(Supplied material Opens)

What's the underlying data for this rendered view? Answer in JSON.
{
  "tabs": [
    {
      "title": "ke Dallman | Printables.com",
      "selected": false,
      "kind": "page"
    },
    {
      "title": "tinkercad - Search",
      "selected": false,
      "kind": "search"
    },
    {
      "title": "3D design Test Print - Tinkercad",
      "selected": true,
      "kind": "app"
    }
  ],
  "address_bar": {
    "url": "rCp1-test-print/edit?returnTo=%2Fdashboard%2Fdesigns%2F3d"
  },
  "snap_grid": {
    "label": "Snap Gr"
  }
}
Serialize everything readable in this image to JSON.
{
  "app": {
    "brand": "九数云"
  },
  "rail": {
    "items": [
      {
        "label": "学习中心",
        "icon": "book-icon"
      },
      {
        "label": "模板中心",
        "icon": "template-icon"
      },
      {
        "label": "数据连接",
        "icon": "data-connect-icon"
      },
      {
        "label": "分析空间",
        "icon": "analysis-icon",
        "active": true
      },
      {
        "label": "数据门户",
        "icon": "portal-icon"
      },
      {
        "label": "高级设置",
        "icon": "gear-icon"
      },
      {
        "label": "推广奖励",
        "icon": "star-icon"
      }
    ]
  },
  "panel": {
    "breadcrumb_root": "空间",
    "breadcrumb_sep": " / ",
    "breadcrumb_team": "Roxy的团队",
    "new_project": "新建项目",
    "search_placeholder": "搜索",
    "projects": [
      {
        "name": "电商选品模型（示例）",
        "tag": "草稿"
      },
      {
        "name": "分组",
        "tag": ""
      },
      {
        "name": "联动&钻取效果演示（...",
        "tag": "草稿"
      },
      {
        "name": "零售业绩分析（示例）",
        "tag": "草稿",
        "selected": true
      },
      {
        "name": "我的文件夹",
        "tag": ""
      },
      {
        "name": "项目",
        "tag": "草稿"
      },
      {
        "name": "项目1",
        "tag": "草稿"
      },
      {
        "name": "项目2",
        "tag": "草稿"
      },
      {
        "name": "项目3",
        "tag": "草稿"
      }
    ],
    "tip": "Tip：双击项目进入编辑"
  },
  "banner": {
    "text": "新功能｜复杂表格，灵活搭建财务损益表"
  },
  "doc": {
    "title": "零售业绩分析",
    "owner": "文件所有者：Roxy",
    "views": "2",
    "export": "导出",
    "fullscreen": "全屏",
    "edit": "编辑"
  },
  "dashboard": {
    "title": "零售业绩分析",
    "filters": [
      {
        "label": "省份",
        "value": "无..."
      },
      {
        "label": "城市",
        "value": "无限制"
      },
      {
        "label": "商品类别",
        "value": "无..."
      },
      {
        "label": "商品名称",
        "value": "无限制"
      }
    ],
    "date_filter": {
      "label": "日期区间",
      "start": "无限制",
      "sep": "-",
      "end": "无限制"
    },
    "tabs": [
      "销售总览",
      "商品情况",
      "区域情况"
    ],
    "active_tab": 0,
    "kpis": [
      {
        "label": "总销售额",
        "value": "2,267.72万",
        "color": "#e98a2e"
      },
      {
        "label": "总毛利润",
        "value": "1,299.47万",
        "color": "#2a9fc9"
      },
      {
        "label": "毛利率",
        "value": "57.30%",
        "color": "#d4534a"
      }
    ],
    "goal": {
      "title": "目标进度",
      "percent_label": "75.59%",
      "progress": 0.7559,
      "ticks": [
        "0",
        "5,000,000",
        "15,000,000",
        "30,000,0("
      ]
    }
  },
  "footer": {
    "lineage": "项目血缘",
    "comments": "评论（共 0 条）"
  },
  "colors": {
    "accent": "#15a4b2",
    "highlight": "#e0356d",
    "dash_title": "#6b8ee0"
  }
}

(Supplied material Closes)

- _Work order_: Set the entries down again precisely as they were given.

- _Answer below_:
What's the underlying data for this rendered view? Answer in JSON.
{
  "tabs": [
    {
      "title": "ke Dallman | Printables.com",
      "selected": false,
      "kind": "page"
    },
    {
      "title": "tinkercad - Search",
      "selected": false,
      "kind": "search"
    },
    {
      "title": "3D design Test Print - Tinkercad",
      "selected": true,
      "kind": "app"
    }
  ],
  "address_bar": {
    "url": "rCp1-test-print/edit?returnTo=%2Fdashboard%2Fdesigns%2F3d"
  },
  "snap_grid": {
    "label": "Snap Gr"
  }
}
Serialize everything readable in this image to JSON.
{
  "app": {
    "brand": "九数云"
  },
  "rail": {
    "items": [
      {
        "label": "学习中心",
        "icon": "book-icon"
      },
      {
        "label": "模板中心",
        "icon": "template-icon"
      },
      {
        "label": "数据连接",
        "icon": "data-connect-icon"
      },
      {
        "label": "分析空间",
        "icon": "analysis-icon",
        "active": true
      },
      {
        "label": "数据门户",
        "icon": "portal-icon"
      },
      {
        "label": "高级设置",
        "icon": "gear-icon"
      },
      {
        "label": "推广奖励",
        "icon": "star-icon"
      }
    ]
  },
  "panel": {
    "breadcrumb_root": "空间",
    "breadcrumb_sep": " / ",
    "breadcrumb_team": "Roxy的团队",
    "new_project": "新建项目",
    "search_placeholder": "搜索",
    "projects": [
      {
        "name": "电商选品模型（示例）",
        "tag": "草稿"
      },
      {
        "name": "分组",
        "tag": ""
      },
      {
        "name": "联动&钻取效果演示（...",
        "tag": "草稿"
      },
      {
        "name": "零售业绩分析（示例）",
        "tag": "草稿",
        "selected": true
      },
      {
        "name": "我的文件夹",
        "tag": ""
      },
      {
        "name": "项目",
        "tag": "草稿"
      },
      {
        "name": "项目1",
        "tag": "草稿"
      },
      {
        "name": "项目2",
        "tag": "草稿"
      },
      {
        "name": "项目3",
        "tag": "草稿"
      }
    ],
    "tip": "Tip：双击项目进入编辑"
  },
  "banner": {
    "text": "新功能｜复杂表格，灵活搭建财务损益表"
  },
  "doc": {
    "title": "零售业绩分析",
    "owner": "文件所有者：Roxy",
    "views": "2",
    "export": "导出",
    "fullscreen": "全屏",
    "edit": "编辑"
  },
  "dashboard": {
    "title": "零售业绩分析",
    "filters": [
      {
        "label": "省份",
        "value": "无..."
      },
      {
        "label": "城市",
        "value": "无限制"
      },
      {
        "label": "商品类别",
        "value": "无..."
      },
      {
        "label": "商品名称",
        "value": "无限制"
      }
    ],
    "date_filter": {
      "label": "日期区间",
      "start": "无限制",
      "sep": "-",
      "end": "无限制"
    },
    "tabs": [
      "销售总览",
      "商品情况",
      "区域情况"
    ],
    "active_tab": 0,
    "kpis": [
      {
        "label": "总销售额",
        "value": "2,267.72万",
        "color": "#e98a2e"
      },
      {
        "label": "总毛利润",
        "value": "1,299.47万",
        "color": "#2a9fc9"
      },
      {
        "label": "毛利率",
        "value": "57.30%",
        "color": "#d4534a"
      }
    ],
    "goal": {
      "title": "目标进度",
      "percent_label": "75.59%",
      "progress": 0.7559,
      "ticks": [
        "0",
        "5,000,000",
        "15,000,000",
        "30,000,0("
      ]
    }
  },
  "footer": {
    "lineage": "项目血缘",
    "comments": "评论（共 0 条）"
  },
  "colors": {
    "accent": "#15a4b2",
    "highlight": "#e0356d",
    "dash_title": "#6b8ee0"
  }
}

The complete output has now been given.